Michael Jackson deserves to be remembered as a true pioneer

The rumour tweets started hitting my phone just before 5 p.m. ESTThursday. Within an hour, the first reports of Michael Jackson’s deathstarted filtering through Twitter, Facebook, TMZ and Perez Hilton’ssite.

 

The rumour tweets started hitting my phone just before 5 p.m. EST
Thursday. Within an hour, the first reports of Michael Jackson’s death
started filtering through Twitter, Facebook, TMZ and Perez Hilton’s
site. They had the news long before CNN, CBS, the LA Times, NBC and
MSNBC confirmed it. By then, so many people rushed to update Jackson’s
Wikipedia entry that the servers crashed.

 

Yesterday, June 25,
2009, will be remembered just as we remember April 8, 1994, for Kurt
Cobain; December 8, 1980, for John Lennon; and August 16, 1977, for
Elvis. Michael Jackson carried that kind of cultural clout.

 

Forget
the lurid allegations, the buying of the Elephant Man’s bones, the
hyperbaric sleeping chambers, the plastic surgery and the dangling
babies.

 

Here’s how we should remember Michael Jackson:
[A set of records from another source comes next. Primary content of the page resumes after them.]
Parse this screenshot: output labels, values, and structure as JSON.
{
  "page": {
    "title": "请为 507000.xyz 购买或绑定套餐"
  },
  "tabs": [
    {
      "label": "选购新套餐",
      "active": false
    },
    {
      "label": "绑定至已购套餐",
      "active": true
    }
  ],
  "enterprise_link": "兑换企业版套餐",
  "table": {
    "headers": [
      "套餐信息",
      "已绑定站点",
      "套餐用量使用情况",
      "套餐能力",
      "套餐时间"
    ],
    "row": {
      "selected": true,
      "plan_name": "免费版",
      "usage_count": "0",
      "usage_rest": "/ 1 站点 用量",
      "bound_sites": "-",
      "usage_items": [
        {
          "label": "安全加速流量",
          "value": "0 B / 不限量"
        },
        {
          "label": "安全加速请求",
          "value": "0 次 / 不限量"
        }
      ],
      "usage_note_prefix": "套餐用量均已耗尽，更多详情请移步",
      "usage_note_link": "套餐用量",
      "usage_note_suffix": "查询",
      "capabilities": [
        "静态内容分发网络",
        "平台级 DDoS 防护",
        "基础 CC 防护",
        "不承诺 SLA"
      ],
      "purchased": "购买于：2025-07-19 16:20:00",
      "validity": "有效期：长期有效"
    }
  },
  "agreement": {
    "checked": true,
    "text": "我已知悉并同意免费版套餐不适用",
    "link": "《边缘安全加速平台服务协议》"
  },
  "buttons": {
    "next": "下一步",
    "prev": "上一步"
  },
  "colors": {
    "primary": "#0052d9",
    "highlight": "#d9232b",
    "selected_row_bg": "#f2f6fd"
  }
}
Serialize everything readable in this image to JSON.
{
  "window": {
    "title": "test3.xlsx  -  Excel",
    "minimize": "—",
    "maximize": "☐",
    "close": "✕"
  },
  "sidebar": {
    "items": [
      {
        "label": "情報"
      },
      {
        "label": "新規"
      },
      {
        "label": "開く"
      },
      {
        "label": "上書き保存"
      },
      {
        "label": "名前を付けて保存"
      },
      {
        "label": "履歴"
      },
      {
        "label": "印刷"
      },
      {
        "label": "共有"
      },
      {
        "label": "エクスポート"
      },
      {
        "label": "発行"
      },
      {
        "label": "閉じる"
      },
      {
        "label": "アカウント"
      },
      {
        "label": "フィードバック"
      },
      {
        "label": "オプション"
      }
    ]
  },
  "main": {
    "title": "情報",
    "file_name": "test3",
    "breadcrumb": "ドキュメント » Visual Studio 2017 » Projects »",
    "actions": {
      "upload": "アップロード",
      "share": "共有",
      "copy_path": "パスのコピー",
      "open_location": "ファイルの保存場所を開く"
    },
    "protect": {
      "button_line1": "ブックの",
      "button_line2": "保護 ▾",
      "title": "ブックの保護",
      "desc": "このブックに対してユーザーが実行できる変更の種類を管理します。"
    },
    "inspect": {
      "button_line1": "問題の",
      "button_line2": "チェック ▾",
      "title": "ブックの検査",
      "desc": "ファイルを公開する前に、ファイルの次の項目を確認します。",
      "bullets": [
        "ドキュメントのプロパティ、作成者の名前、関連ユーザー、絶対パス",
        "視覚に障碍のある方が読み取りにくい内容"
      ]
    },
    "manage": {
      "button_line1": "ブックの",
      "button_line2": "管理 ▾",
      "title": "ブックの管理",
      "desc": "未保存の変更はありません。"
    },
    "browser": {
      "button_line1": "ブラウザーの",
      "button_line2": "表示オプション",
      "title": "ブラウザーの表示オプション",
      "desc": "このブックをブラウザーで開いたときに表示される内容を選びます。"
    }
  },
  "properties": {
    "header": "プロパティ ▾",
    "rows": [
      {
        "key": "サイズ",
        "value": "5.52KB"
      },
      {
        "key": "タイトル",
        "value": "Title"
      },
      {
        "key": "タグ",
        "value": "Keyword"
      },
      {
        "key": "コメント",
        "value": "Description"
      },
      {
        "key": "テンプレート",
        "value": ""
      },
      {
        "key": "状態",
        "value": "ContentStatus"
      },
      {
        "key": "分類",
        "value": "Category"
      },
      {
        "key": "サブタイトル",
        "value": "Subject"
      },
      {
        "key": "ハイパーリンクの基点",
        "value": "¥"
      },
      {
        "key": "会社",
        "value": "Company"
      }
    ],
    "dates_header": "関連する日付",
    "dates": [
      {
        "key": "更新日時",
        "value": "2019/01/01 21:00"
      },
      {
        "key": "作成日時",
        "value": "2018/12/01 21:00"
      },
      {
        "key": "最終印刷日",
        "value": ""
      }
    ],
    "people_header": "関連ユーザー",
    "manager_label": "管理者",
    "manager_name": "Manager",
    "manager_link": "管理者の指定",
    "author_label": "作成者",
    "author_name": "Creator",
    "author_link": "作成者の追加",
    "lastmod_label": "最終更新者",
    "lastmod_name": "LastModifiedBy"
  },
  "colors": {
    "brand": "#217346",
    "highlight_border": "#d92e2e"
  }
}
First,
people forget that the Thriller album essentially saved the recording
industry when it was released in 1982. Suffering from the double whammy
of the post-disco sales depression and a brutal recession, Thriller
almost single-handedly resurrected the music industry.
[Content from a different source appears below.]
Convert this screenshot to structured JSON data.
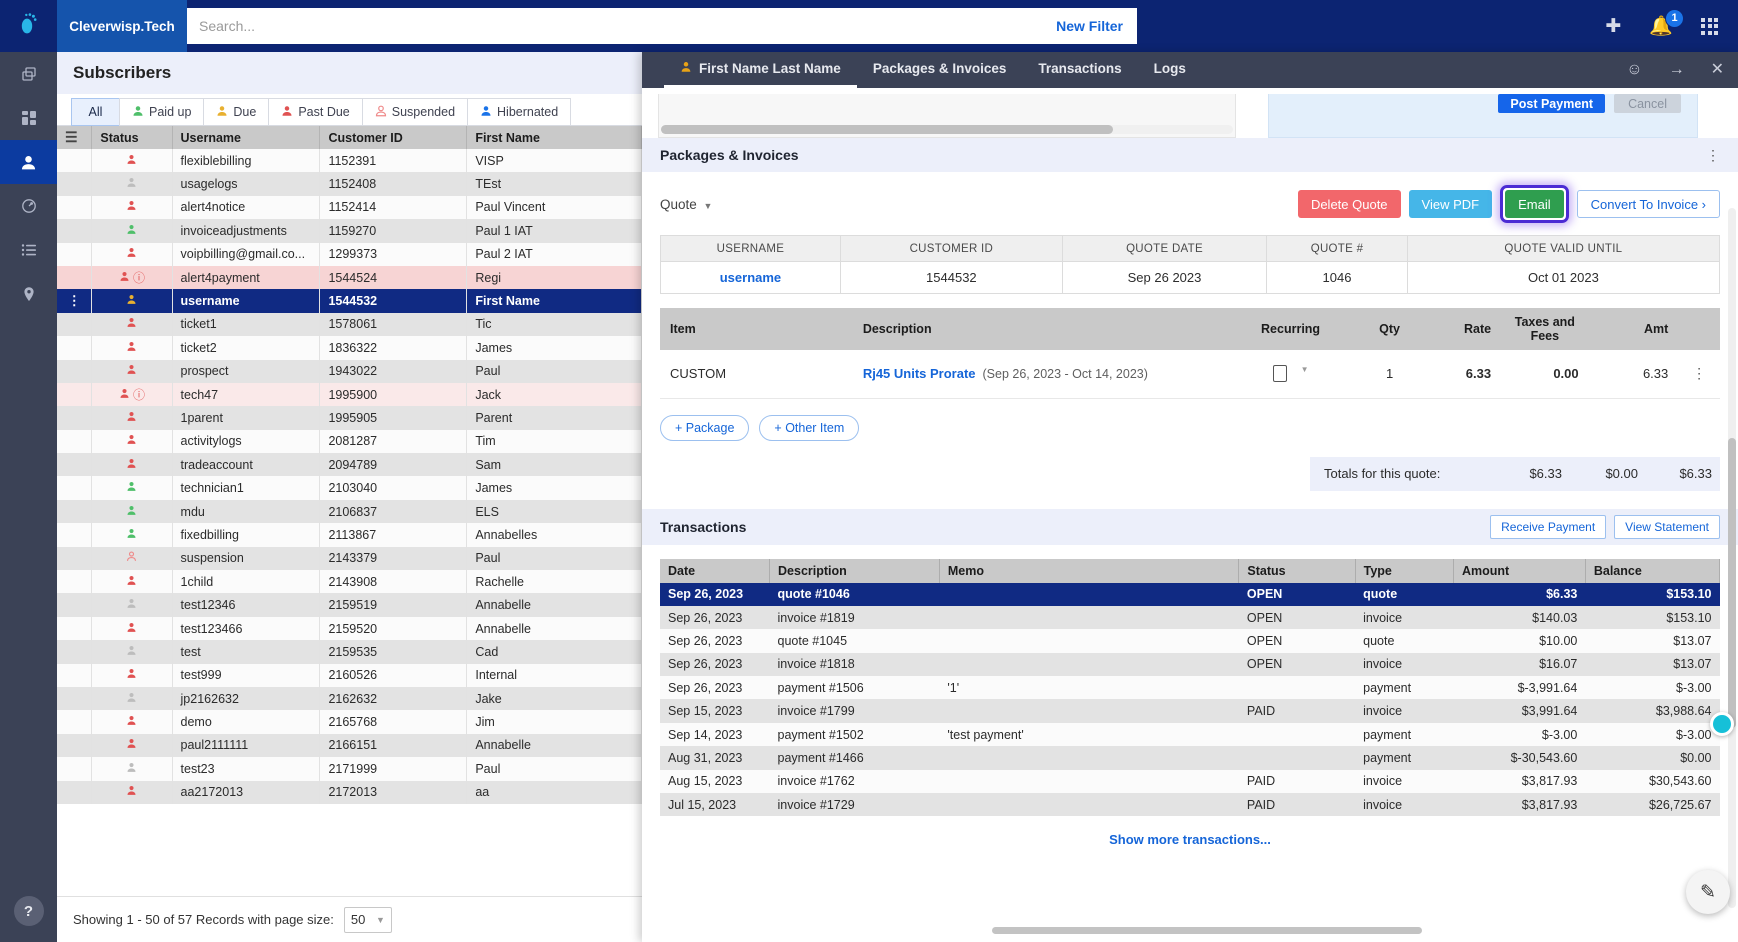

Sure,
it sold somewhere north of 50 million copies on its own, but its real
value lay in the fact that this record got people into record stores
again, where they bought it — and one or two other albums.

This one album went a long way towards pulling the entire industry out of some desperate doldrums.
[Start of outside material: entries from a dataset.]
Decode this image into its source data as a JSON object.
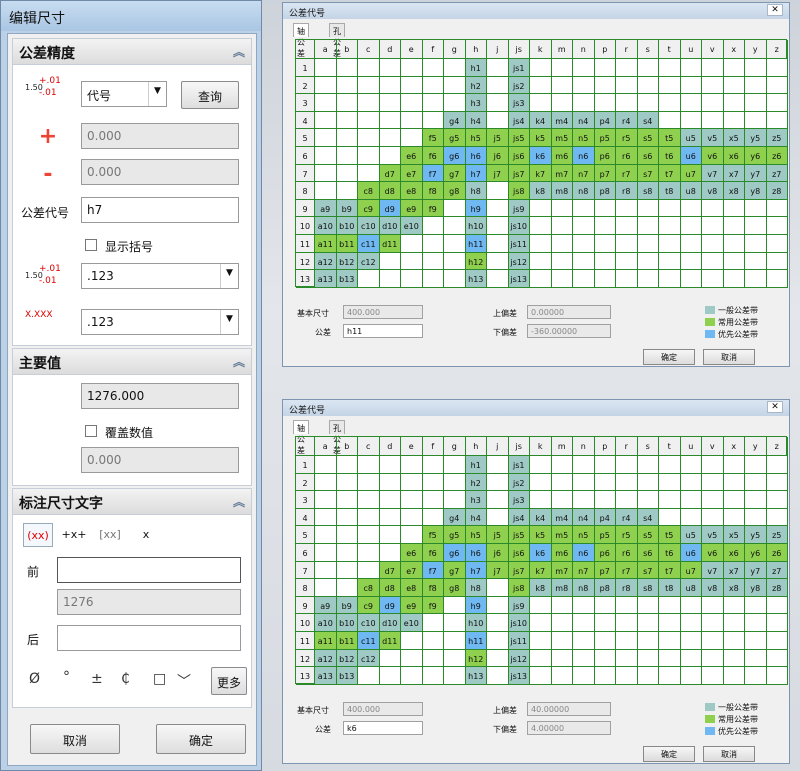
{
  "colors": {
    "general": "#9ec9c4",
    "common": "#8fd14f",
    "preferred": "#6fb8f2"
  },
  "editor": {
    "title": "编辑尺寸",
    "tolerance_precision": {
      "header": "公差精度",
      "tol_type": "代号",
      "query_button": "查询",
      "plus_value": "0.000",
      "minus_value": "0.000",
      "code_label": "公差代号",
      "code_value": "h7",
      "show_parens": "显示括号",
      "precision1": ".123",
      "precision2": ".123",
      "icon_upper": "+.01",
      "icon_lower": "-.01",
      "icon_base": "1.50"
    },
    "main_value": {
      "header": "主要值",
      "value": "1276.000",
      "override_label": "覆盖数值",
      "override_value": "0.000"
    },
    "dim_text": {
      "header": "标注尺寸文字",
      "modes": [
        "(xx)",
        "+x+",
        "[xx]",
        "x"
      ],
      "prefix_label": "前",
      "prefix_value": "",
      "mid_value": "1276",
      "suffix_label": "后",
      "suffix_value": "",
      "symbols": [
        "Ø",
        "°",
        "±",
        "₵",
        "□",
        "﹀"
      ],
      "more_button": "更多"
    },
    "cancel_button": "取消",
    "ok_button": "确定"
  },
  "tol_dialog_common": {
    "title": "公差代号",
    "tabs": [
      "轴公差",
      "孔公差"
    ],
    "columns": [
      "a",
      "b",
      "c",
      "d",
      "e",
      "f",
      "g",
      "h",
      "j",
      "js",
      "k",
      "m",
      "n",
      "p",
      "r",
      "s",
      "t",
      "u",
      "v",
      "x",
      "y",
      "z"
    ],
    "rows": [
      "1",
      "2",
      "3",
      "4",
      "5",
      "6",
      "7",
      "8",
      "9",
      "10",
      "11",
      "12",
      "13"
    ],
    "basic_size_label": "基本尺寸",
    "tol_label": "公差",
    "upper_label": "上偏差",
    "lower_label": "下偏差",
    "legend": [
      "一般公差带",
      "常用公差带",
      "优先公差带"
    ],
    "ok_button": "确定",
    "cancel_button": "取消",
    "cells": {
      "1": {
        "h": "h1",
        "js": "js1"
      },
      "2": {
        "h": "h2",
        "js": "js2"
      },
      "3": {
        "h": "h3",
        "js": "js3"
      },
      "4": {
        "g": "g4",
        "h": "h4",
        "js": "js4",
        "k": "k4",
        "m": "m4",
        "n": "n4",
        "p": "p4",
        "r": "r4",
        "s": "s4"
      },
      "5": {
        "f": "f5",
        "g": "g5",
        "h": "h5",
        "j": "j5",
        "js": "js5",
        "k": "k5",
        "m": "m5",
        "n": "n5",
        "p": "p5",
        "r": "r5",
        "s": "s5",
        "t": "t5",
        "u": "u5",
        "v": "v5",
        "x": "x5",
        "y": "y5",
        "z": "z5"
      },
      "6": {
        "e": "e6",
        "f": "f6",
        "g": "g6",
        "h": "h6",
        "j": "j6",
        "js": "js6",
        "k": "k6",
        "m": "m6",
        "n": "n6",
        "p": "p6",
        "r": "r6",
        "s": "s6",
        "t": "t6",
        "u": "u6",
        "v": "v6",
        "x": "x6",
        "y": "y6",
        "z": "z6"
      },
      "7": {
        "d": "d7",
        "e": "e7",
        "f": "f7",
        "g": "g7",
        "h": "h7",
        "j": "j7",
        "js": "js7",
        "k": "k7",
        "m": "m7",
        "n": "n7",
        "p": "p7",
        "r": "r7",
        "s": "s7",
        "t": "t7",
        "u": "u7",
        "v": "v7",
        "x": "x7",
        "y": "y7",
        "z": "z7"
      },
      "8": {
        "c": "c8",
        "d": "d8",
        "e": "e8",
        "f": "f8",
        "g": "g8",
        "h": "h8",
        "js": "js8",
        "k": "k8",
        "m": "m8",
        "n": "n8",
        "p": "p8",
        "r": "r8",
        "s": "s8",
        "t": "t8",
        "u": "u8",
        "v": "v8",
        "x": "x8",
        "y": "y8",
        "z": "z8"
      },
      "9": {
        "a": "a9",
        "b": "b9",
        "c": "c9",
        "d": "d9",
        "e": "e9",
        "f": "f9",
        "h": "h9",
        "js": "js9"
      },
      "10": {
        "a": "a10",
        "b": "b10",
        "c": "c10",
        "d": "d10",
        "e": "e10",
        "h": "h10",
        "js": "js10"
      },
      "11": {
        "a": "a11",
        "b": "b11",
        "c": "c11",
        "d": "d11",
        "h": "h11",
        "js": "js11"
      },
      "12": {
        "a": "a12",
        "b": "b12",
        "c": "c12",
        "h": "h12",
        "js": "js12"
      },
      "13": {
        "a": "a13",
        "b": "b13",
        "h": "h13",
        "js": "js13"
      }
    },
    "categories": {
      "common": [
        "f5",
        "g5",
        "h5",
        "j5",
        "js5",
        "k5",
        "m5",
        "n5",
        "p5",
        "r5",
        "s5",
        "t5",
        "e6",
        "f6",
        "j6",
        "js6",
        "m6",
        "p6",
        "r6",
        "s6",
        "t6",
        "v6",
        "x6",
        "y6",
        "z6",
        "d7",
        "e7",
        "g7",
        "j7",
        "js7",
        "k7",
        "m7",
        "n7",
        "p7",
        "r7",
        "s7",
        "t7",
        "u7",
        "c8",
        "d8",
        "e8",
        "f8",
        "g8",
        "js8",
        "c9",
        "e9",
        "f9",
        "a11",
        "b11",
        "d11",
        "h12"
      ],
      "preferred": [
        "g6",
        "h6",
        "k6",
        "n6",
        "u6",
        "f7",
        "h7",
        "d9",
        "h9",
        "c11",
        "h11"
      ]
    }
  },
  "dialog1": {
    "basic_size": "400.000",
    "tolerance": "h11",
    "upper": "0.00000",
    "lower": "-360.00000"
  },
  "dialog2": {
    "basic_size": "400.000",
    "tolerance": "k6",
    "upper": "40.00000",
    "lower": "4.00000"
  }
}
Thriller
was also sprung upon the public at the same time as the compact disc.
Because Quincy Jones’ production was so tight and crisp, CD copies of
Thriller were used as demo discs for CD players, speakers and
amplifiers.

Who knows how many billions of dollars of gear was sold once people heard the opening drumbeat from Billie Jean coming off a CD?

Michael
Jackson was also once a pretty shrewd businessman. In the ’80s, he
managed to outbid Paul McCartney for a large portion of the Beatles
catalogue. The revenues generated by those holdings went a long way to
support his lifestyle for the rest of his life.

And speaking
of which, Jackson broke a major taboo when he licensed the Beatles’
Revolution to Nike for a TV commercial. People forget what kind of
outrage followed. Using a popular song to sell a product as crass as
shoes? Today, though, you can’t turn on a TV without hearing a major
artist’s music on a commercial.

And finally — and most importantly — let’s not forget that Michael Jackson broke the colour barrier on MTV.

Before
Thriller, MTV was a channel that showed nothing but rock and pop videos
featuring white faces. Initially, MTV refused to run the clip for
Billie Jean.

It wasn’t until Walter Yentnikoff, president of
CBS, Michael’s record company, threatened to pull every artist on their
roster from the young channel — MTV had only been on the air since
August 1, 1981, with just 250 clips in its library — that they
relented.

Had it not been for the power of Michael Jackson
and Thriller, would MTV have become the same cultural monster? And
where would have people gone to learn about then-new artists such as
Prince?

Speaking of videos, think about how Jackson
furthered that art form: John Landis directed the 14- minute Thriller
video; the morphing technology first seen in the clip for Black or
White; the reported US$8 million spent on the five-minute video for
Scream with his sister Janet.

Let’s therefore not focus on
the tabloid stuff. The man did enough that we should remember him for
the great groundbreaking talent that he was.

– The Ongoing History Of New Music can be heard on stations across Canada. Read more at ongoinghistory.com and exploremusic.com

 
Latest From ...
Most Popular From ...